Province’s mass vaccination reaches one million people

Vernon Secondary School. (Google Maps)
Case of COVID-19 at North Okanagan high school

VSS exposure announced late Friday, April 9

The Royal’s 1951 visit to Revelstoke. (Photo by Revelstoke Museum and Archives #17)
PHOTOS: Prince Philip visited Revelstoke – twice

The prince died April 9 at the age of 99

Nolan's Pharmasave in downtown Vernon received 200 AstraZeneca COVID-19 vaccines Friday, April 9, 2021. (Brendan Shykora - Morning Star)
AstraZeneca vaccines arrive at Vernon pharmacies

Four pharmacies in the city received doses of the COVID-19 inoculant Friday

The RCMP were called to the Alchemy Studio on Thursday, April 8. (Contributed)
Revelstoke yoga class fined for defying COVID-19 orders

The RCMP were called to the Alchemy Studio on April 8

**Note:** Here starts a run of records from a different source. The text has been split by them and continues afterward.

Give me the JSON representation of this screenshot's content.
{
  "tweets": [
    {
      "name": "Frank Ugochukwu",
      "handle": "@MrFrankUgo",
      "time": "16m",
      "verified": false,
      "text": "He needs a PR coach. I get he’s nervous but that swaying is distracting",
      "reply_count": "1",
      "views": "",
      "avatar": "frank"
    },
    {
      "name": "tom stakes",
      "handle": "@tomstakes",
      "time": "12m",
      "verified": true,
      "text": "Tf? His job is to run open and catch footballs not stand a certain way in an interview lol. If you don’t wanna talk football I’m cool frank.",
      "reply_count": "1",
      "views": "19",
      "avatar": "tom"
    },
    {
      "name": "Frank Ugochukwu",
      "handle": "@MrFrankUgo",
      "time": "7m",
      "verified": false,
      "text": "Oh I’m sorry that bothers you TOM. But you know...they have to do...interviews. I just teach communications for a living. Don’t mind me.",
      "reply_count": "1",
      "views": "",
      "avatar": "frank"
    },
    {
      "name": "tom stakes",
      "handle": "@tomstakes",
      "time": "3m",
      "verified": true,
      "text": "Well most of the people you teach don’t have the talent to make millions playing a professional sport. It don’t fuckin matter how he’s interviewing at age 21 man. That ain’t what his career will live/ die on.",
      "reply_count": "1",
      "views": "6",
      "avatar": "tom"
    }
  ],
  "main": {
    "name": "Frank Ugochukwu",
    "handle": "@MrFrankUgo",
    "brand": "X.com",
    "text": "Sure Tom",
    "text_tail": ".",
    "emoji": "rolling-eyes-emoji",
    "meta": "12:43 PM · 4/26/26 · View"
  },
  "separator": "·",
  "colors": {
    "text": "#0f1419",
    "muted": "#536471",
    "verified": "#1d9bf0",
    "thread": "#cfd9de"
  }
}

An East Hill resident had their leaf bags torched in front of their home overnight April 8. Less than two weeks prior their garbage can was lit on fire too. (Taryn Allen photo)
Garbage, leaf fires spark fear in North Okanagan

First an East Hill residents’ trash can, then bagged leaves were lit on fire

Okanagan-based All Are Family Outreach Society, which provides support to those struggling from Armstrong to Kelowna, is in need of a new headquarters after leaving a Winfield church in June 2020. (All Are Family Outreach photo)
Okanagan outreach society in ‘desperate’ need after storage unit break-in

All Are Family Outreach had $4,000 in tools stolen from its donation shipping container

Firefighters responded to a house fire on Banks Crescent in Summerland on Friday afternoon. The fire began as a stovetop fire but resulted in significant damages. (John Arendt - Summerland Review)
Fire results in damage to Summerland home

Crews called on Friday, April 9 following stovetop fire

Most Read